“Public monuments embody characteristic massiveness and solidity almost literally enforce this futurity, while inscriptions and certain easily identifiable features (such as those of the giant seated Abraham Lincoln of the Lincoln Memorial) pull them toward the past they honor. The enduringness of the construction itself acts to cement the strong bond between past they honor. “Edward Casey continues to explain in his article “Public Memory in the Making”. Of course this doesn’t mean that public memory acquires something of long lasting physical properties to remark … sometimes a eulogy serves as a memorial the simplicity of reading these words aloud before others directs their attention to the character and accomplishment of the deceased. Sometimes a simple image can become an icon of public memory for what started as a record of a transient moment gains its own permanence in the annals of such memory, for example the killing of the Palestinian boy Mohammed Al Durra while clutching against his father in protection from the Israeli shootings.
What does it MEAN to be part of a Public memory?
It’s almost like holding responsibility of keeping someone, something or some event alive in memory ….for instance in the case of the triumphal arch a victory not to be forgotten, In the Lutyens memorial an honor to the missing British and South African Soldiers who died in the Battles of the Somme of the First World War unexpected experience when one visits. Cases like the victims of 9-11 attention is brought to the public as if to say that these victims can’t speak for themselves so we need to speak for them. As Edward Casey describes the act of “Remembering it for you, if you were not there yourself”

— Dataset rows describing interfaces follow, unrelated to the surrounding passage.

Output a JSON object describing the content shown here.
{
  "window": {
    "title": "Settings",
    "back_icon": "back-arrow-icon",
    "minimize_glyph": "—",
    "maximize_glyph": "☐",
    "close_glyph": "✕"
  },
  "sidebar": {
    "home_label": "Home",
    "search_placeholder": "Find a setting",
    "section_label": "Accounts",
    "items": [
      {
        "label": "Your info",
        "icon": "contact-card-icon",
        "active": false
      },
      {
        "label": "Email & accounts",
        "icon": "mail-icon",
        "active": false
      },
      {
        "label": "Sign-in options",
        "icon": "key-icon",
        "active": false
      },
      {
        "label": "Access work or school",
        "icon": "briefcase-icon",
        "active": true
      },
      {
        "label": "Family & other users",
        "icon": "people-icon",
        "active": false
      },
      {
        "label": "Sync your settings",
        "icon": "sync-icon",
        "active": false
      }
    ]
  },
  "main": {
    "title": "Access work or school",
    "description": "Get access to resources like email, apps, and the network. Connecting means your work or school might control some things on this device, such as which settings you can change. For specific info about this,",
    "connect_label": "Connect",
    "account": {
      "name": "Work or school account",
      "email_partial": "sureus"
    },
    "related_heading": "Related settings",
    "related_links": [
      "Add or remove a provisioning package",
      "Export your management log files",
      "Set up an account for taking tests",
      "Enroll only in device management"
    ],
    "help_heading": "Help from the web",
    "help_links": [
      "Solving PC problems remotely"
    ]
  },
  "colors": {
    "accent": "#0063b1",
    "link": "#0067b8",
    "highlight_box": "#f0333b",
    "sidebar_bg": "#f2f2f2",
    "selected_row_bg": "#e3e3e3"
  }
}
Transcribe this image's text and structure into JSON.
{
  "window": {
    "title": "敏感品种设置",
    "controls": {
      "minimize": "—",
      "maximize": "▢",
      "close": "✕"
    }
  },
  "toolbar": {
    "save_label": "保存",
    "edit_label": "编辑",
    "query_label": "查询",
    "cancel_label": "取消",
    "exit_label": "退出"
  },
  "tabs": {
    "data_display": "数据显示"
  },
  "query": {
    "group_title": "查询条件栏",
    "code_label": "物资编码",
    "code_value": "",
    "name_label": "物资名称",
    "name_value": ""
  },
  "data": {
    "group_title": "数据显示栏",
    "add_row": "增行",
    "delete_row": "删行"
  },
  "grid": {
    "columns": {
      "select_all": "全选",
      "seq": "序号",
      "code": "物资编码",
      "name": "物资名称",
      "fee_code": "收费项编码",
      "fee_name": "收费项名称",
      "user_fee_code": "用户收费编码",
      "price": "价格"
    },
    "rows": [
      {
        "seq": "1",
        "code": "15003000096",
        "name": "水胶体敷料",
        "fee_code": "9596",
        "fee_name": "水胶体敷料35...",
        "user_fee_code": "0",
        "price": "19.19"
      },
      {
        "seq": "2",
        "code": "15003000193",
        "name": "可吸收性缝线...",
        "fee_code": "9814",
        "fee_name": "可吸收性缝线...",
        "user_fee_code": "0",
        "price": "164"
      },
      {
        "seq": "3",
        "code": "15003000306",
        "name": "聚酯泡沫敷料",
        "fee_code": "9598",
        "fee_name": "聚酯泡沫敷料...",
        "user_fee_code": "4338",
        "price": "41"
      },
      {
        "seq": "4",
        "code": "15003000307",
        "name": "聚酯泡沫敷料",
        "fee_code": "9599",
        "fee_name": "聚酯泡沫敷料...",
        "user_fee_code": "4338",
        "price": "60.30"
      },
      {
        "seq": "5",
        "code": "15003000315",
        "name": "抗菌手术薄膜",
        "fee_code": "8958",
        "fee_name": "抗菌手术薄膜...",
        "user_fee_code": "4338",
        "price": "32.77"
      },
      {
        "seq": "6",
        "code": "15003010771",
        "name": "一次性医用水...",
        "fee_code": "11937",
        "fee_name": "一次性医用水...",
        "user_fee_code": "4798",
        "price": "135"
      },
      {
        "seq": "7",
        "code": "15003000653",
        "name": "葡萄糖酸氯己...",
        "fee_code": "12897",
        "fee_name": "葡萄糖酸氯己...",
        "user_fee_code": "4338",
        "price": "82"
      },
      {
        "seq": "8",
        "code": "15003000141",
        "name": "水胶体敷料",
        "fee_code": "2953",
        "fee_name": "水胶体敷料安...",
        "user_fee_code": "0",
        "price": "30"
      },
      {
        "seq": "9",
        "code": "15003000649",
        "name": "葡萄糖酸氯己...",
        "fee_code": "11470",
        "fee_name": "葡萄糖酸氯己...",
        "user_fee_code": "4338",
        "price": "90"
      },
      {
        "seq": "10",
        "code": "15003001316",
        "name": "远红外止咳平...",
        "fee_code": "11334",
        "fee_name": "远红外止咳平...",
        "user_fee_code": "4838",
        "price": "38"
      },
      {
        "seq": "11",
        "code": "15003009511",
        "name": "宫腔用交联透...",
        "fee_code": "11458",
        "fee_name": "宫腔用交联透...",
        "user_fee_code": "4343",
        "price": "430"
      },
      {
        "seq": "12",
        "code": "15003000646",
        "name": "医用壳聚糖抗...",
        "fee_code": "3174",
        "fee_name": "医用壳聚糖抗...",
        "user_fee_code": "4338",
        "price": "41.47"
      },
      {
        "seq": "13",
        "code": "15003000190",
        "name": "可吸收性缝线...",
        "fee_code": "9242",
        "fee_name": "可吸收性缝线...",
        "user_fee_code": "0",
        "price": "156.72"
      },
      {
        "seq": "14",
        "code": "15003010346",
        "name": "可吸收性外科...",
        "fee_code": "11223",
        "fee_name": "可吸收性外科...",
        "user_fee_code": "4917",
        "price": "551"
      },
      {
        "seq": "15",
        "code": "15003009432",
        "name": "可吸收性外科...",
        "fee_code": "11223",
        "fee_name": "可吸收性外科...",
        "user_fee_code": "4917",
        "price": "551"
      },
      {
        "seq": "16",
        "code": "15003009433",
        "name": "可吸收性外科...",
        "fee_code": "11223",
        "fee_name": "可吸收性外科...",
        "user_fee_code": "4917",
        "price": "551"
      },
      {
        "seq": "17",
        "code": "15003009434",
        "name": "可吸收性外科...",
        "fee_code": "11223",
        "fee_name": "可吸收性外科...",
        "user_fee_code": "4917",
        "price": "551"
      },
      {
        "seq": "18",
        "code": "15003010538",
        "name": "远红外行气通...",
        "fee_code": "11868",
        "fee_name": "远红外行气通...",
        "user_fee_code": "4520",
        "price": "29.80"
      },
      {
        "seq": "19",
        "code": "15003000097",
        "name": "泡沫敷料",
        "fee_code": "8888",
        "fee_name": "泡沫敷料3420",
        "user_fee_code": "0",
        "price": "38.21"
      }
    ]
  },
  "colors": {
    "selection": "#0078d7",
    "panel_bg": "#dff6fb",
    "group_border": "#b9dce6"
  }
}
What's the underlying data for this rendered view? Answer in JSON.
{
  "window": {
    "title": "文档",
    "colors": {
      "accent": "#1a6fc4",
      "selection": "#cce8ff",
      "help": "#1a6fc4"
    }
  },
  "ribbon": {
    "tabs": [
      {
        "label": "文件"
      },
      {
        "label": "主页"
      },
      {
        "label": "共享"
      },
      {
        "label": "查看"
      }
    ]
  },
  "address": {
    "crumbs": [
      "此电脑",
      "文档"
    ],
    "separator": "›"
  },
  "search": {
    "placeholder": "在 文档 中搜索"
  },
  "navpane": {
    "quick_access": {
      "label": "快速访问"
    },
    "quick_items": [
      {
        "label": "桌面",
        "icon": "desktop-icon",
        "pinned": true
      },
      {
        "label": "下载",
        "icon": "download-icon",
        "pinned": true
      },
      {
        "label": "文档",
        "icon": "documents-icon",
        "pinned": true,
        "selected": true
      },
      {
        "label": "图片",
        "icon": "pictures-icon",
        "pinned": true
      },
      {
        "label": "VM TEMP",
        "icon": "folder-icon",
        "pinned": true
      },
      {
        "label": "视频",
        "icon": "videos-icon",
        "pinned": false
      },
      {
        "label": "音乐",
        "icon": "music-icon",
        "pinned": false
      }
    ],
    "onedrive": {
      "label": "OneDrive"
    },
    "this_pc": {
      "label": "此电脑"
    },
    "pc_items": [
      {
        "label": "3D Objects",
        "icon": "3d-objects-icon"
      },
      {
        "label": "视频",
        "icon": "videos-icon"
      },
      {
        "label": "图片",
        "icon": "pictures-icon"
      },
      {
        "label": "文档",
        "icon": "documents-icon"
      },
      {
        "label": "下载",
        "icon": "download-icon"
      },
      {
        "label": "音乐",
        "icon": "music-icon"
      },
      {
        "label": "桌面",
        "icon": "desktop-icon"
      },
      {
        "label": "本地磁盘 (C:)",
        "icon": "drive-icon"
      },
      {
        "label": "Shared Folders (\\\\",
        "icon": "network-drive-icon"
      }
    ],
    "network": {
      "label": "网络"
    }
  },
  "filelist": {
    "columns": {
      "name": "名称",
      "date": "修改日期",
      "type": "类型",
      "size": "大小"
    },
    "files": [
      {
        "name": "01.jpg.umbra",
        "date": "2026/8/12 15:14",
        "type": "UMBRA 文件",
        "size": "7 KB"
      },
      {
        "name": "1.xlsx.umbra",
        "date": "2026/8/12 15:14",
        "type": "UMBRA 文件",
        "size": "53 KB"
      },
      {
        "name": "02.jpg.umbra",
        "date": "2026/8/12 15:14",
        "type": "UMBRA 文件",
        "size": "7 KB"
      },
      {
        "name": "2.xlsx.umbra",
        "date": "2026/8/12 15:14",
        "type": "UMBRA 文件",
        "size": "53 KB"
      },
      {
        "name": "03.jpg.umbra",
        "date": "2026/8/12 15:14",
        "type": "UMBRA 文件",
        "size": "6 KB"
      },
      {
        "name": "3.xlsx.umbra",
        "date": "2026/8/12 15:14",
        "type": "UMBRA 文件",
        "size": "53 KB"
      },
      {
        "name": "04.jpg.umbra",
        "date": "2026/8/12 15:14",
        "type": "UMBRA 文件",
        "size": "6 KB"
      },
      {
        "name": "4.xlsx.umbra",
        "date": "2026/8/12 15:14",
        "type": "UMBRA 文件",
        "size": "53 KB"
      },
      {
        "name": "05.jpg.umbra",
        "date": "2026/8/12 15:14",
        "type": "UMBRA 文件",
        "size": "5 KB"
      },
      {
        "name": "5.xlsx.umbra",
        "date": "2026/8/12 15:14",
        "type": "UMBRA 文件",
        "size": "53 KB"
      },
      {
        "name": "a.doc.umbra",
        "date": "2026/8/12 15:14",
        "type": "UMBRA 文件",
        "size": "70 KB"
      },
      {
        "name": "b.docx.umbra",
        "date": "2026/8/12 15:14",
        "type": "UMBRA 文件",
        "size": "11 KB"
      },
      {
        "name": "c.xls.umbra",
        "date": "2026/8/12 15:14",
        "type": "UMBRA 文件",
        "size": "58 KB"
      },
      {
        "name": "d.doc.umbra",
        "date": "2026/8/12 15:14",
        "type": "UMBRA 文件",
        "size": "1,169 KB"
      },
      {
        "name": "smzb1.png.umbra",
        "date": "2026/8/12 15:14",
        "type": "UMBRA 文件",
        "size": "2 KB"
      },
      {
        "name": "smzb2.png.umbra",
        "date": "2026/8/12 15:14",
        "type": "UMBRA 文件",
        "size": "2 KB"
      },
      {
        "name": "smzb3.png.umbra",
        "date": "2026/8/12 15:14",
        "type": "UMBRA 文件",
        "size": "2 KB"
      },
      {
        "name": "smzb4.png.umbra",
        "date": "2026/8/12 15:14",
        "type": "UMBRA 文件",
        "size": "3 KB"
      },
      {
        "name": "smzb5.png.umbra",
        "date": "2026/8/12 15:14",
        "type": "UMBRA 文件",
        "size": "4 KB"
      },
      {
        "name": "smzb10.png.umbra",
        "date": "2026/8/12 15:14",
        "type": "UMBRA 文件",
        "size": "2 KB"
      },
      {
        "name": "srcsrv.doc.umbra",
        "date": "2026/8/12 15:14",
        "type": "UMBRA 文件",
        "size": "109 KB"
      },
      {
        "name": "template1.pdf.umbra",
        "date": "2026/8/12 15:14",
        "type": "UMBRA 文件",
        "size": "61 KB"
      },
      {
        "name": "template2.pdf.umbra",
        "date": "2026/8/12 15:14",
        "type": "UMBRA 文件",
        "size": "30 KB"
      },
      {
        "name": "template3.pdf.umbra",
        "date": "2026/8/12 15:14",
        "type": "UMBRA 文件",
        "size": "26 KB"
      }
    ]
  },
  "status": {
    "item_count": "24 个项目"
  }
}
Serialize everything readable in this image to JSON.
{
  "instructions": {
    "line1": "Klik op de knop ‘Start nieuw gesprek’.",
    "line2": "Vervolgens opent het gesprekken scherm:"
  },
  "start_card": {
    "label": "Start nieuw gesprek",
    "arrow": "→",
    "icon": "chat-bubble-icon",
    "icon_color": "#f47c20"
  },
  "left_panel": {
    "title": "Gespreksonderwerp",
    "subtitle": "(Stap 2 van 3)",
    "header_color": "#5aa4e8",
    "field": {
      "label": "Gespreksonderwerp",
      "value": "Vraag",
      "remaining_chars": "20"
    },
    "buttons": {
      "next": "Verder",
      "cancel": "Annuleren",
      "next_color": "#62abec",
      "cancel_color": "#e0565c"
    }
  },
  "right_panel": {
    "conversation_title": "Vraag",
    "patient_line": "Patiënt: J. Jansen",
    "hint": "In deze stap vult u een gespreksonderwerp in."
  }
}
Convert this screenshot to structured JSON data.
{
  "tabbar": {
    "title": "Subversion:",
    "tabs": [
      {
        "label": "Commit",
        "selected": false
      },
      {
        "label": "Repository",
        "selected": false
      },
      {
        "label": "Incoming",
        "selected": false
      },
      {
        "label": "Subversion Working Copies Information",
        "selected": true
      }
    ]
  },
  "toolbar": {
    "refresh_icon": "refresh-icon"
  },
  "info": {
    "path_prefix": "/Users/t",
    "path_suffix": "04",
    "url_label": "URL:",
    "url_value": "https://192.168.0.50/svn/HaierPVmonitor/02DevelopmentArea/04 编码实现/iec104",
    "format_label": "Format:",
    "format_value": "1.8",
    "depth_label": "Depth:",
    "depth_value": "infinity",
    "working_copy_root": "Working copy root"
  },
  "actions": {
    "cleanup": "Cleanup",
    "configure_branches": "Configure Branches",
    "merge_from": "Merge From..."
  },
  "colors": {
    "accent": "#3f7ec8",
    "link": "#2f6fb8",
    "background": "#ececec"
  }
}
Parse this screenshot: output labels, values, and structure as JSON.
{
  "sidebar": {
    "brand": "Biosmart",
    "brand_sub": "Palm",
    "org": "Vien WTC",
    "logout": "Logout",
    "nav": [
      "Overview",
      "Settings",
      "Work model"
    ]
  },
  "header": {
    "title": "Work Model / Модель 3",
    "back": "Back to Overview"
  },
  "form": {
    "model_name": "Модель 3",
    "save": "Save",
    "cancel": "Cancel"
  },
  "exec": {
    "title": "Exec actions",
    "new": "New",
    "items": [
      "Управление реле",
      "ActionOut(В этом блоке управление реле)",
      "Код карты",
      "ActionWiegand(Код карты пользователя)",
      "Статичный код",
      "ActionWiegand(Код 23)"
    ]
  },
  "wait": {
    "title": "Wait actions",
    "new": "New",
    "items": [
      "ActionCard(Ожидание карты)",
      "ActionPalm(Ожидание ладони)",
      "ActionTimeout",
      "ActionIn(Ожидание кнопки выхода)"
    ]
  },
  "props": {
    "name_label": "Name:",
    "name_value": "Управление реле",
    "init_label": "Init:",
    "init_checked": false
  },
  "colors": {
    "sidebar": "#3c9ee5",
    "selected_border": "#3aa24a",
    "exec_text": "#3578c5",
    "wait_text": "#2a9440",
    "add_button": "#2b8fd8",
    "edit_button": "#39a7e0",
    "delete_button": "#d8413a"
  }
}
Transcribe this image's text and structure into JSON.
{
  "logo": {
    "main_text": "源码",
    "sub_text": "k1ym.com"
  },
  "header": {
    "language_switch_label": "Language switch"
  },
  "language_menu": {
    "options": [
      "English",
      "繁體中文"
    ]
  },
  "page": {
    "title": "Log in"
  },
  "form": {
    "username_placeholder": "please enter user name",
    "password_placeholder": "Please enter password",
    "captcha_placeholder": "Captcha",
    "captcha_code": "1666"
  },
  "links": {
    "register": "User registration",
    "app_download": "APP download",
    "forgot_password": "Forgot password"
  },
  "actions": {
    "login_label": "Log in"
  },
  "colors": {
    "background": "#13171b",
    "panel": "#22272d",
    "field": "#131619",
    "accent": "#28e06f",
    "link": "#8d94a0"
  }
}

The Role of place in memory:
Location and place plays a special role in the functionality of the public memorials. “Place provides the vital substructure of public memory not only by virtue of certain of its overt features such as being polygonal park or a curving black marble wall but also for the very practical reason that it offers an arena in which human bodies can come into proximity. Such proximity is for the sake of a shared public presence that can be accomplished only when people congregate for a common purpose. This presence is really a co presence; of each to the other, a specifically antihuman presence, an embodied community.”Edward Casey
In conclusion, memorials are processes involving a constellation of meanings, symbols, emotions, memories and narratives. Memorials are not inherently about reconciliation but they can come to be used to communicate reconciliatory message. As a result a memorial can come by many forms from high monuments to simple landscape elements as long as a message is perceived.